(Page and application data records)
##########
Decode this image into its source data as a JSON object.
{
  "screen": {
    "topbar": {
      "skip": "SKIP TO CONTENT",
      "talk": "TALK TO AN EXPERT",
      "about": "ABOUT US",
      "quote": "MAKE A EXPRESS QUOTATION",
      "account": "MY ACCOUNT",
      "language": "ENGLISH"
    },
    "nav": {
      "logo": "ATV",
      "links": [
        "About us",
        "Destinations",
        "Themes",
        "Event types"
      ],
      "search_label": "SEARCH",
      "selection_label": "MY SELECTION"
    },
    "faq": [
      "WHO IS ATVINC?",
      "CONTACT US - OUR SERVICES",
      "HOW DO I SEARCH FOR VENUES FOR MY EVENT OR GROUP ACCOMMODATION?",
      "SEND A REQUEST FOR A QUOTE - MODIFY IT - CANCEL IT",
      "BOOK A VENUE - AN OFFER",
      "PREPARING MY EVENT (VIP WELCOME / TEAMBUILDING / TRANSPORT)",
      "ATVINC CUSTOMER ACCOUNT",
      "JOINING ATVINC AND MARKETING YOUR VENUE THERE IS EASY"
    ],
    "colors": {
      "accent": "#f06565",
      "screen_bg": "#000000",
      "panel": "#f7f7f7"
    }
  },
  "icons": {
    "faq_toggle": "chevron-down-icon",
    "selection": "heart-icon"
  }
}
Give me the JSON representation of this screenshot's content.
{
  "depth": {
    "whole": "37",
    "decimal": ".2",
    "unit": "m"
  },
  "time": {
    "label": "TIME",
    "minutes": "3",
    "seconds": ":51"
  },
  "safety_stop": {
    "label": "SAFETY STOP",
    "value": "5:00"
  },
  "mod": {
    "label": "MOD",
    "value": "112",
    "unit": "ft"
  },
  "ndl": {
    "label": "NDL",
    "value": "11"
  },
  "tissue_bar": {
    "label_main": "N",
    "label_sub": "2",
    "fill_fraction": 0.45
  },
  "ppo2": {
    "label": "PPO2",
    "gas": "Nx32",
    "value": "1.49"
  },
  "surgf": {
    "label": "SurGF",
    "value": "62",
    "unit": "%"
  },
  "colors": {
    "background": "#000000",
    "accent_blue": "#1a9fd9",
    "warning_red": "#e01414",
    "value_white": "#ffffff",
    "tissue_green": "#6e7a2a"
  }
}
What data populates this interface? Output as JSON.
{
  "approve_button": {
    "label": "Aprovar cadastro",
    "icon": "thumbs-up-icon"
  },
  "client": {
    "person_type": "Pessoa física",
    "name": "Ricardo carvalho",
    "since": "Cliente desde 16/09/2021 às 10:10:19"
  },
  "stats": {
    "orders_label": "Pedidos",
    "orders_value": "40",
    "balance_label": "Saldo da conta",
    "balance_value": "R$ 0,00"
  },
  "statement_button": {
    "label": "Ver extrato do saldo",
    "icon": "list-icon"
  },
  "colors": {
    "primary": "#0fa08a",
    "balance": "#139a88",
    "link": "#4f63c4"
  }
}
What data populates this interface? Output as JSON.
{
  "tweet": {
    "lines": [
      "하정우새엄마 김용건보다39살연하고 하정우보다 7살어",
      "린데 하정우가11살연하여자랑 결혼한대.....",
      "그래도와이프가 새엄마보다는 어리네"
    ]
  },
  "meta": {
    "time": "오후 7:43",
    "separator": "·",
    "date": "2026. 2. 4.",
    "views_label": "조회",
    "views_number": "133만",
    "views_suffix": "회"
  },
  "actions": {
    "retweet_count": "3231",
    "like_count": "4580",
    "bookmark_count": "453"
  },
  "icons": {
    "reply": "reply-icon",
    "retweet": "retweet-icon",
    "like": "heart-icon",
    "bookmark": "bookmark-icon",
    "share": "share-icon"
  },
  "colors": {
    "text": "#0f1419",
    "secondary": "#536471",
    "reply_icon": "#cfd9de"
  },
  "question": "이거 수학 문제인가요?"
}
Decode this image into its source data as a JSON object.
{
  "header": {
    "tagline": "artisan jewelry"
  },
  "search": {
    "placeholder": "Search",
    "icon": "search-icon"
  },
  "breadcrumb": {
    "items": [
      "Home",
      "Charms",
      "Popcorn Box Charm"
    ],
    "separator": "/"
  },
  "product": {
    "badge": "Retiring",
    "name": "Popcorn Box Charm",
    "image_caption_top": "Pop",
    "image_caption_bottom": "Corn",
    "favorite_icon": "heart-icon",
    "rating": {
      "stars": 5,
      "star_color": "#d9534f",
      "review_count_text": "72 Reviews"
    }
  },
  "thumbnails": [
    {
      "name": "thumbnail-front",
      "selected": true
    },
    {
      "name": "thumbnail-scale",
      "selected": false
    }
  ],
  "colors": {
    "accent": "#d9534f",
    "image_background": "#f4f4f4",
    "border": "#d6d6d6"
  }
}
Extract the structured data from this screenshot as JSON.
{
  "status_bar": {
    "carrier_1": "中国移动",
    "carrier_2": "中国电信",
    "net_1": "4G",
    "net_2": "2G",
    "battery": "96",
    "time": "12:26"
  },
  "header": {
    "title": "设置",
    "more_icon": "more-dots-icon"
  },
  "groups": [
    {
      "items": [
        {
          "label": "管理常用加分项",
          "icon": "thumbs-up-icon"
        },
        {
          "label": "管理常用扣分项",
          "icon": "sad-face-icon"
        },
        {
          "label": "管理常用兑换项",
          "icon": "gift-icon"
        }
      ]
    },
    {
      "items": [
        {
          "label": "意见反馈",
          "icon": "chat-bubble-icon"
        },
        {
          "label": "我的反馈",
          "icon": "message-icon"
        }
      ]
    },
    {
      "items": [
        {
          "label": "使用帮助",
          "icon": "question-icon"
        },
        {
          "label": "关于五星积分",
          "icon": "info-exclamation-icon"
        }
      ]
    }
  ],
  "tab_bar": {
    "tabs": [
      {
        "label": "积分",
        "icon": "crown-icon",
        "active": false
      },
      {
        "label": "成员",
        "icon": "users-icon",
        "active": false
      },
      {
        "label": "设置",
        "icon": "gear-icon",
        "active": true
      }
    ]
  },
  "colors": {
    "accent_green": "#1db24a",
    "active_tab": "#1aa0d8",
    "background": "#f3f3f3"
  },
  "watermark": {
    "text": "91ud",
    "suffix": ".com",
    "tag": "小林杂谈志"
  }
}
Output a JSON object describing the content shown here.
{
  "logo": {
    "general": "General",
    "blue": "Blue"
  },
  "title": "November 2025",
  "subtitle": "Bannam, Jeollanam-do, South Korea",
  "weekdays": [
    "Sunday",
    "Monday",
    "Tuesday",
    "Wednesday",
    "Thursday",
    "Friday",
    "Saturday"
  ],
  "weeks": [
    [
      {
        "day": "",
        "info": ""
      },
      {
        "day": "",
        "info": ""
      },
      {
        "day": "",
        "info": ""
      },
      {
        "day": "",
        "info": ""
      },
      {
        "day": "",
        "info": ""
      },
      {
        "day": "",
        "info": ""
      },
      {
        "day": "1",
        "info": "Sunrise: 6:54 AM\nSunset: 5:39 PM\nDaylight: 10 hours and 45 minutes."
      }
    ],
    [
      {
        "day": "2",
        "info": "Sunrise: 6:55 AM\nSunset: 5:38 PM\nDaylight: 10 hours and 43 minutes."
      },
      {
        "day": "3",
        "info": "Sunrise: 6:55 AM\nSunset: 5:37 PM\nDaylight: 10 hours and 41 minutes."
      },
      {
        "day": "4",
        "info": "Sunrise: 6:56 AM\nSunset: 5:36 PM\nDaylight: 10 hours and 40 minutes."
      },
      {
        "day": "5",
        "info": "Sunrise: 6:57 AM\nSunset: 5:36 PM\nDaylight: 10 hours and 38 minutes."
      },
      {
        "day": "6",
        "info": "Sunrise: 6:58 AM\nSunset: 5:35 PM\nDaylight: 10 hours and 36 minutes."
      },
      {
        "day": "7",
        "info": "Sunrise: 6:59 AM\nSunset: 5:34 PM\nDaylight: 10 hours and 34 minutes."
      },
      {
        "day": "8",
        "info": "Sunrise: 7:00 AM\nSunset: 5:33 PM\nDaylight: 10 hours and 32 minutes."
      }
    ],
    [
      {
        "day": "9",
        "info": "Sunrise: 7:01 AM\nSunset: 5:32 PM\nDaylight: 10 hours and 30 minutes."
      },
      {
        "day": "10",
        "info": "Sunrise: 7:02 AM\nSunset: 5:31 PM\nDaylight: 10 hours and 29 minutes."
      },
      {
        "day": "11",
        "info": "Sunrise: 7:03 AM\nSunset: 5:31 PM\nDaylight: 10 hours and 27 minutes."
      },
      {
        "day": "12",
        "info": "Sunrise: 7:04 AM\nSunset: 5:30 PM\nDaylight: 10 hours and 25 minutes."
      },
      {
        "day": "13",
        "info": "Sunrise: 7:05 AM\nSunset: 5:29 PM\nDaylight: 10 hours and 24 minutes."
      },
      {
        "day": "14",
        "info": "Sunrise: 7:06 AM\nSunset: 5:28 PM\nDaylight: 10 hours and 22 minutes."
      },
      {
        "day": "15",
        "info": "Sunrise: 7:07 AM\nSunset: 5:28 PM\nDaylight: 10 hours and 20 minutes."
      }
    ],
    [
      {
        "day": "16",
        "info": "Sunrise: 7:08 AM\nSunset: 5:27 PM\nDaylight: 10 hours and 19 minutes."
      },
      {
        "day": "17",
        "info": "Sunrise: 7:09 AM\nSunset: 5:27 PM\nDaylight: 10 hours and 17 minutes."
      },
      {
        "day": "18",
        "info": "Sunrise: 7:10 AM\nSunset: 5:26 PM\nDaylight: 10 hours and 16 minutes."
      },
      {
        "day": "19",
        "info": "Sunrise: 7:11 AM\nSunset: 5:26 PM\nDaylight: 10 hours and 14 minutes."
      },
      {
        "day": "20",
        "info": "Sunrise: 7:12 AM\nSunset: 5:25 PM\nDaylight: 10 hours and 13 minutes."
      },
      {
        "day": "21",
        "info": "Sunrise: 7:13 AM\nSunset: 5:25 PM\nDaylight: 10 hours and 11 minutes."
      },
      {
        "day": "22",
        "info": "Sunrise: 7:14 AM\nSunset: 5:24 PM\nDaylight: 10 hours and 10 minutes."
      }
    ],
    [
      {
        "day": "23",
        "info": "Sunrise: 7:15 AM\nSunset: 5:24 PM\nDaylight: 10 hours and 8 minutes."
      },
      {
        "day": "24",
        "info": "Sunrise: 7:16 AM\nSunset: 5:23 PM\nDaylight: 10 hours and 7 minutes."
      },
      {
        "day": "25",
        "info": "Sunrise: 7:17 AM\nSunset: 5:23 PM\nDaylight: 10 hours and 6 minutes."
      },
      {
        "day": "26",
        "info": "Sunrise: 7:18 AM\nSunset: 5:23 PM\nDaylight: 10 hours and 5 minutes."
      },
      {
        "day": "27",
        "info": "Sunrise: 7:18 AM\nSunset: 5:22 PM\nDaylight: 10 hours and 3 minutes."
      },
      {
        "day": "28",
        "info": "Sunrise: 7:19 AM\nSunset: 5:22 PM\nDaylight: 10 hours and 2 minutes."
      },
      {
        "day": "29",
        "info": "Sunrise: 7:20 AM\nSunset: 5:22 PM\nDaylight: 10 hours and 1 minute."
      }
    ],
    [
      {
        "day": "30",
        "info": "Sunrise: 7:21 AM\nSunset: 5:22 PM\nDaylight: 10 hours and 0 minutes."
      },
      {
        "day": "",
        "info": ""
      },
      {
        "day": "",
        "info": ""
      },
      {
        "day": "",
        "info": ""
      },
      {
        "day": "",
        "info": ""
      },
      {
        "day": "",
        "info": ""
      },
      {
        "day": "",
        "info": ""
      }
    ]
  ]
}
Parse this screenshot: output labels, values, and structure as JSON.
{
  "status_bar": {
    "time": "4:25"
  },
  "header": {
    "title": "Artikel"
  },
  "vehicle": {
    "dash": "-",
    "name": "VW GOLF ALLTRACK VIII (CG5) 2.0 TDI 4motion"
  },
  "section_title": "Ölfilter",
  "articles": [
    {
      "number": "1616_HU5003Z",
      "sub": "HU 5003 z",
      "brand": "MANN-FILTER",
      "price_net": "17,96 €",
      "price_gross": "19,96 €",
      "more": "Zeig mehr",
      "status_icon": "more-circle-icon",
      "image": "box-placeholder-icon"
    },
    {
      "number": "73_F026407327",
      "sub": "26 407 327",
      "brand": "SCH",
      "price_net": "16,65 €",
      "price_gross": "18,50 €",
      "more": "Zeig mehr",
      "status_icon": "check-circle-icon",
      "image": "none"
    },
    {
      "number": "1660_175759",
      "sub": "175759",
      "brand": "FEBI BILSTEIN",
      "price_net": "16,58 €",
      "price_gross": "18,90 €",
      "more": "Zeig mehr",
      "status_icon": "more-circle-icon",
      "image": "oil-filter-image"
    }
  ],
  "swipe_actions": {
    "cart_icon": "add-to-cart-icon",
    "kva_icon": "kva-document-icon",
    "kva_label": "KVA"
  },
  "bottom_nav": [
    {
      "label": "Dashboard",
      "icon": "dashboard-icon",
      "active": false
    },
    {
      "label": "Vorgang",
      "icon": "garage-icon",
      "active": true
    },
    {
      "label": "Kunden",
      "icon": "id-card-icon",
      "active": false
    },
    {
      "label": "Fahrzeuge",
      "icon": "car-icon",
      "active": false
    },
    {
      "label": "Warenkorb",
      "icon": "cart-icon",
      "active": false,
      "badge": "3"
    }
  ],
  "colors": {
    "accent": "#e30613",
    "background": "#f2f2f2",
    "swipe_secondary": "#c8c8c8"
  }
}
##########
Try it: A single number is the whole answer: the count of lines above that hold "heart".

Reply to the exercise: 3